- _Problem requirements_: Could you give the data that follows again exactly, without its pictures?

Page and application data records:

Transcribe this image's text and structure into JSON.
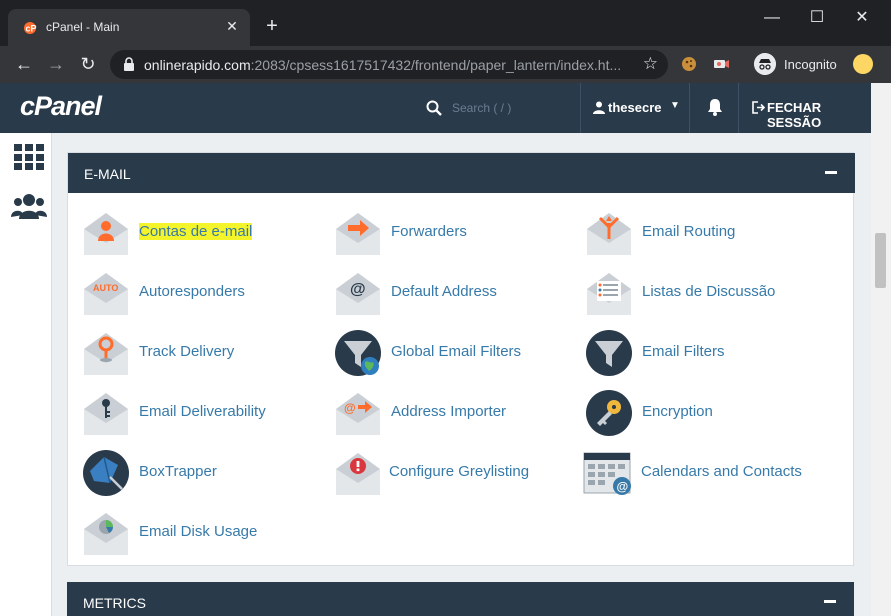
{
  "browser": {
    "tab_title": "cPanel - Main",
    "tab_close": "✕",
    "new_tab": "+",
    "url_host": "onlinerapido.com",
    "url_rest": ":2083/cpsess1617517432/frontend/paper_lantern/index.ht...",
    "incognito_label": "Incognito",
    "window_minimize": "—",
    "window_maximize": "☐",
    "window_close": "✕"
  },
  "header": {
    "logo": "cPanel",
    "search_placeholder": "Search ( / )",
    "username": "thesecre",
    "logout_label": "FECHAR SESSÃO"
  },
  "email_section": {
    "title": "E-MAIL",
    "items": [
      {
        "label": "Contas de e-mail",
        "icon": "email-accounts-icon"
      },
      {
        "label": "Forwarders",
        "icon": "forwarders-icon"
      },
      {
        "label": "Email Routing",
        "icon": "email-routing-icon"
      },
      {
        "label": "Autoresponders",
        "icon": "autoresponders-icon"
      },
      {
        "label": "Default Address",
        "icon": "default-address-icon"
      },
      {
        "label": "Listas de Discussão",
        "icon": "mailing-lists-icon"
      },
      {
        "label": "Track Delivery",
        "icon": "track-delivery-icon"
      },
      {
        "label": "Global Email Filters",
        "icon": "global-filters-icon"
      },
      {
        "label": "Email Filters",
        "icon": "email-filters-icon"
      },
      {
        "label": "Email Deliverability",
        "icon": "deliverability-icon"
      },
      {
        "label": "Address Importer",
        "icon": "address-importer-icon"
      },
      {
        "label": "Encryption",
        "icon": "encryption-icon"
      },
      {
        "label": "BoxTrapper",
        "icon": "boxtrapper-icon"
      },
      {
        "label": "Configure Greylisting",
        "icon": "greylisting-icon"
      },
      {
        "label": "Calendars and Contacts",
        "icon": "calendars-icon"
      },
      {
        "label": "Email Disk Usage",
        "icon": "disk-usage-icon"
      }
    ],
    "autoresponder_badge": "AUTO"
  },
  "metrics_section": {
    "title": "METRICS"
  },
  "colors": {
    "header_bg": "#293a4a",
    "link": "#377aa9",
    "highlight": "#f4f42a"
  }
}
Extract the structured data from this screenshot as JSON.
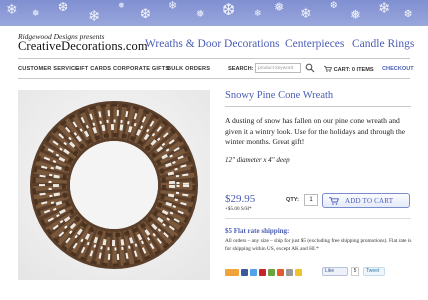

- _Written reply_:
Transcribe this image's text and structure into JSON.
{
  "browser": {
    "tab_title": "cPanel - Main",
    "tab_close": "✕",
    "new_tab": "+",
    "url_host": "onlinerapido.com",
    "url_rest": ":2083/cpsess1617517432/frontend/paper_lantern/index.ht...",
    "incognito_label": "Incognito",
    "window_minimize": "—",
    "window_maximize": "☐",
    "window_close": "✕"
  },
  "header": {
    "logo": "cPanel",
    "search_placeholder": "Search ( / )",
    "username": "thesecre",
    "logout_label": "FECHAR SESSÃO"
  },
  "email_section": {
    "title": "E-MAIL",
    "items": [
      {
        "label": "Contas de e-mail",
        "icon": "email-accounts-icon"
      },
      {
        "label": "Forwarders",
        "icon": "forwarders-icon"
      },
      {
        "label": "Email Routing",
        "icon": "email-routing-icon"
      },
      {
        "label": "Autoresponders",
        "icon": "autoresponders-icon"
      },
      {
        "label": "Default Address",
        "icon": "default-address-icon"
      },
      {
        "label": "Listas de Discussão",
        "icon": "mailing-lists-icon"
      },
      {
        "label": "Track Delivery",
        "icon": "track-delivery-icon"
      },
      {
        "label": "Global Email Filters",
        "icon": "global-filters-icon"
      },
      {
        "label": "Email Filters",
        "icon": "email-filters-icon"
      },
      {
        "label": "Email Deliverability",
        "icon": "deliverability-icon"
      },
      {
        "label": "Address Importer",
        "icon": "address-importer-icon"
      },
      {
        "label": "Encryption",
        "icon": "encryption-icon"
      },
      {
        "label": "BoxTrapper",
        "icon": "boxtrapper-icon"
      },
      {
        "label": "Configure Greylisting",
        "icon": "greylisting-icon"
      },
      {
        "label": "Calendars and Contacts",
        "icon": "calendars-icon"
      },
      {
        "label": "Email Disk Usage",
        "icon": "disk-usage-icon"
      }
    ],
    "autoresponder_badge": "AUTO"
  },
  "metrics_section": {
    "title": "METRICS"
  },
  "colors": {
    "header_bg": "#293a4a",
    "link": "#377aa9",
    "highlight": "#f4f42a"
  }
}
Extract the structured data from this screenshot as JSON.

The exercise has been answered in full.